When I first bought the farm in 2005, I thought cattle would be too difficult to raise, being a 5 hour drive from the farm. I had met with an attorney from Morgantown, WV who raises cattle nearby, and he told me it would be impossible without having an employee on site. Based on his advice, I elected to be a bee keeper. I raised honeybees for about 5 years. I finally gave up after my hives did not survive the winter of 2009-2010. I sold a lot of honey and made a profit from my bees. Nevertheless, I found raising honey bees to be difficult. From the inevitable stings to the arduous process of extracting honey, I found it to be not suited to my personality. The final straw was when a bear got into my empty hives and made a huge mess of my bee yard.

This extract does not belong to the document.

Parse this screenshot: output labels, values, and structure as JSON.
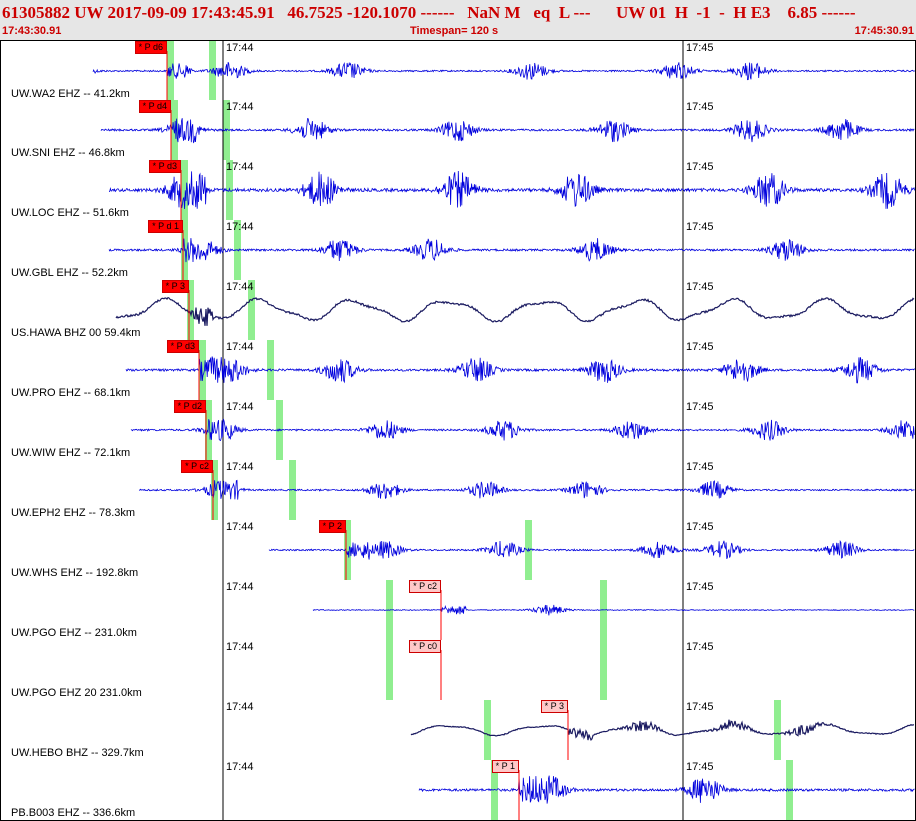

After honey bees, I thought I would try breeding goats for meat production. There are many advantages to raising goats: they are amusing, they don't eat a lot, they are gentle, and the keep the weeds out of the pasture. On the other hand, goats have many disadvantages. If there is something they can get their head stuck into they will: openings in fence, feeders, tree branches, many things you will never think of until it happens. On more than one occasion I have shown at the farm to be faced with a dead or dying goat that got it's head stuck somewhere and it could not move or get out. Another problem is they love to eat all of the bark of of a tree and kill it. I have researched the problem and found that goats will eat the bark off of trees even when they have plenty else to eat. Goats like deer are natural browsers, preferring to eat leaves, twigs, vines, and shrubs. They are very agile and will stand on their hind legs to reach vegetation. Cattle are grazers, preferring to eat short tender grasses and clover.
Though I still have and love the goats, I have found raising cattle to be easier.
Andrew Stickler & Mitchell C. Stickler: the goal of this website is to assist those who are considering raising livestock for the first time.